TICKET TOUT LAWS: New legislation affects sellers on secondary ticket websites the most. It aims to provide added protection for fans of live events.
April 2018 sees the full effect of the new ticket tout rules come into force. From then, purchasers must receive detailed information on secondary ticketing, including:
- A disclosure of any restrictions.
- The exact seat location.
- The original price of the event ticket.
The government also published new guidance to help businesses adapt to the changes. It should ensure full compliance and secure a better deal for end users.
The Consumer Minister was forthright with his comments. He provided further information and 3 important points on the new ticket tout laws:
- It is not uncommon for people to feel ripped off when buying tickets from most resale websites.

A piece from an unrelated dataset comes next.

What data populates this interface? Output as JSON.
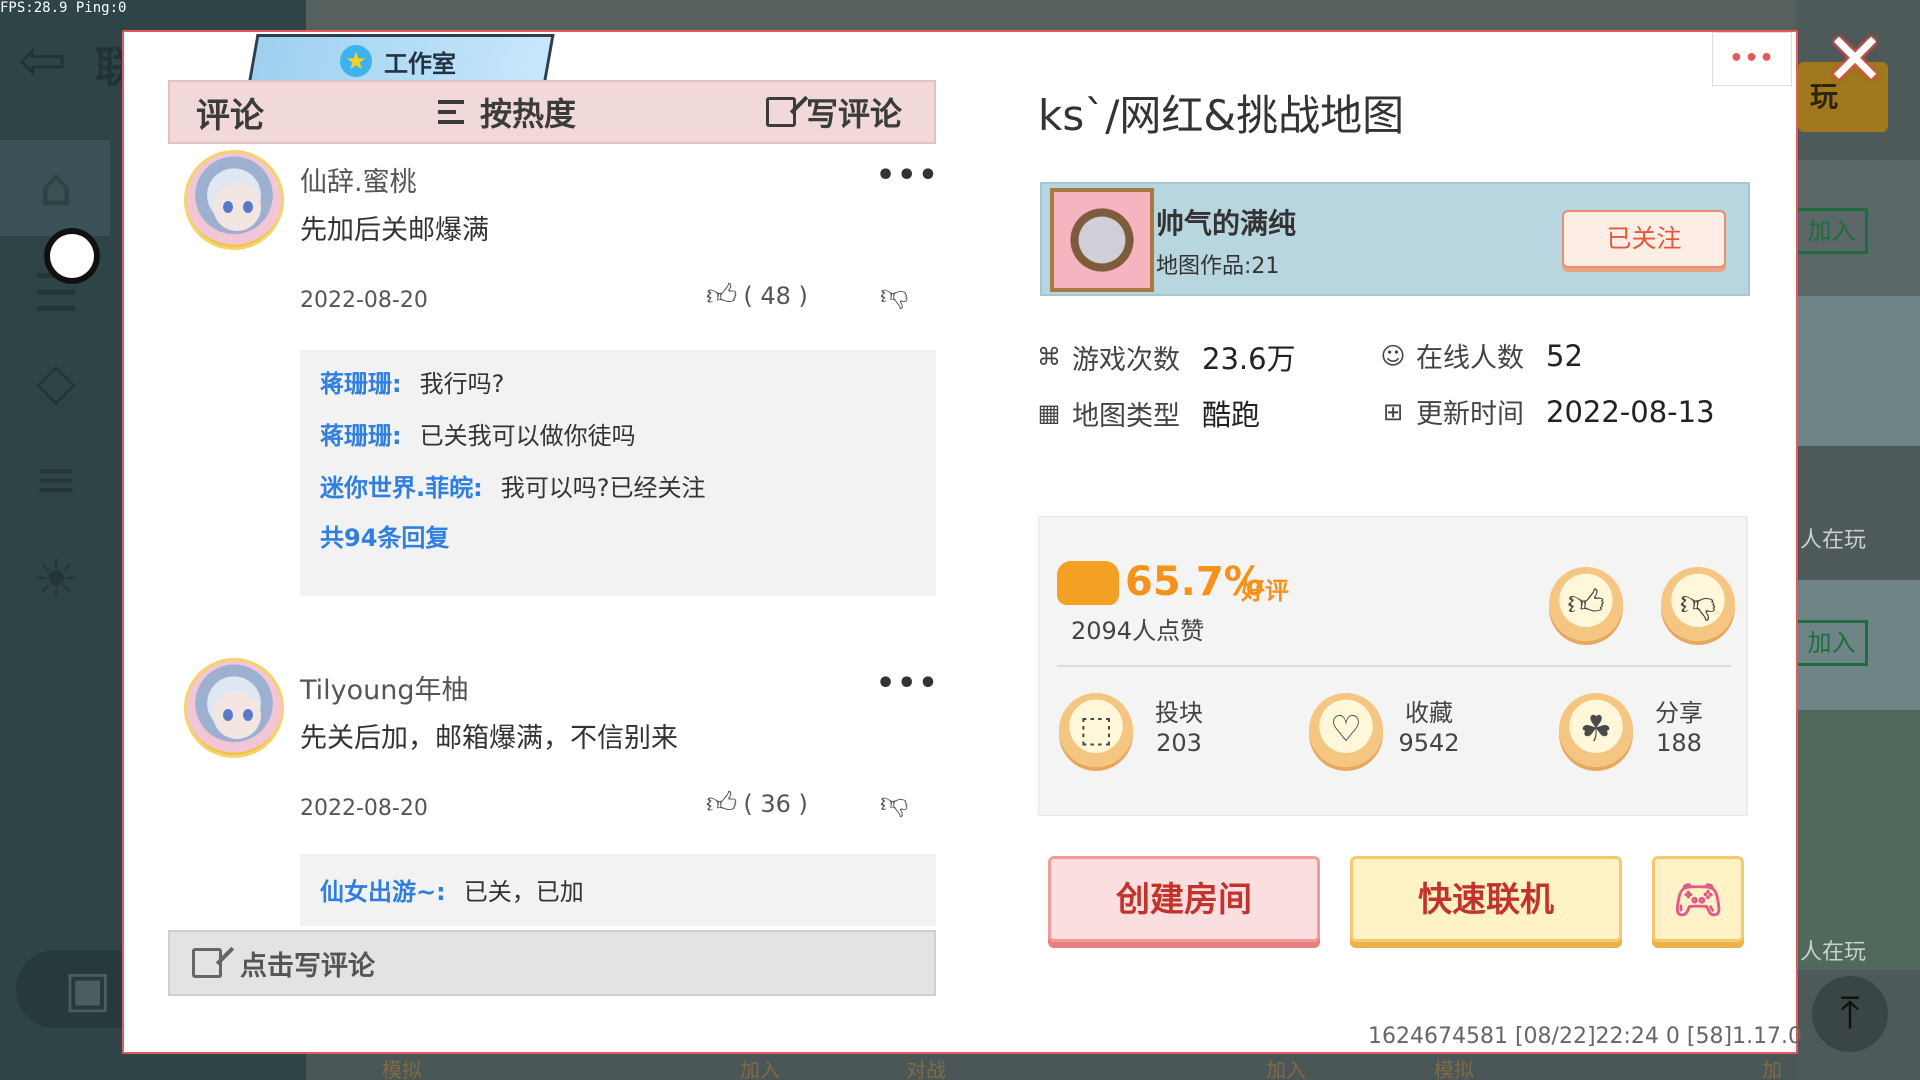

They expect to pay a fair ticket price for music festivals or stadium concerts.
- We are already cracking down on touts who use ‘bots’ to bulk buy event tickets for resale. The CMA is also investigating suspected breaches of consumer protection law online. Thus, it will be easier for consumers to understand what they are buying and avoid rip off ticket prices.
- There are extra plans to publish a Consumer Green Paper. It will examine how to help people engage with markets and find the best deals.
Minister for Digital and the Creative Industries
It is important for genuine fans to have the chance to watch their favourite stars at a price that is fair. Clamping down on touts who use bots to buy masses of tickets is the first step. It will go some way to prevent them from selling them on to consumers at rip-off prices.
Consumers will get even greater protection amid greater transparency in the secondary market. It should help the live events scene to continue and thrive in Britain.
The Minister for Digital and the Creative Industries clarified that ticket resellers must:
- Identify the location to which the ticket provides access. In most cases this refers to a particular seat or the standing area at the venue.
- Disclose any restrictions that may apply to the category of person who will use the ticket.
- Disclose the original price for the ticket.
- Reveal the details of connections they have with either:
- The online facility on which they are selling.
- The organiser of the event for which the ticket is being sold.
Resellers may need to supply the unique ticket number (UTN) to the purchaser. This applies if the event organiser or the primary seller specifies one. This is the first time this information has been mandatory. It will help identify the tickets seat, the standing area, or the exact location.
It shows further commitment to improve conditions for consumers in secondary ticketing. CMA is the Competition and Markets Authority. They are taking enforcement action against those suspected of breaking consumer law.
The Advertising Standards Authority (ASA) are also involved. They are investigating whether secondary ticketing websites are breaking advertising rules.
Ticket Touts and Google AdWords Service
Google announced further restrictions on ticket resellers. They require certification before advertising through Google AdWords service. The aim is to make it easier for consumers to search for tickets through the primary market.
ALSO IN THIS SECTION
Articles on Workplace and Benefits: Headlines about workplace regulations and rules on benefits.
Football Season ticket prices: A price comparison chart for Premier League season tickets.
Licencing Regulations: Why are licencing laws hitting clubbers and jeopardizing British nightlife?
Rail Fare Changes: May 2017 sees a system overhaul with new pricing for selected rail fares.
Train Ticketing Rules Review: Consumer group ‘Which’ seeking clarity on poor service claims.
Virgin Trains Seat Upgrade App: An auction of empty First Class train seats on some routes.
Ticket Touting Rules to Protect Consumers from Rip Off Pricing in the United Kingdom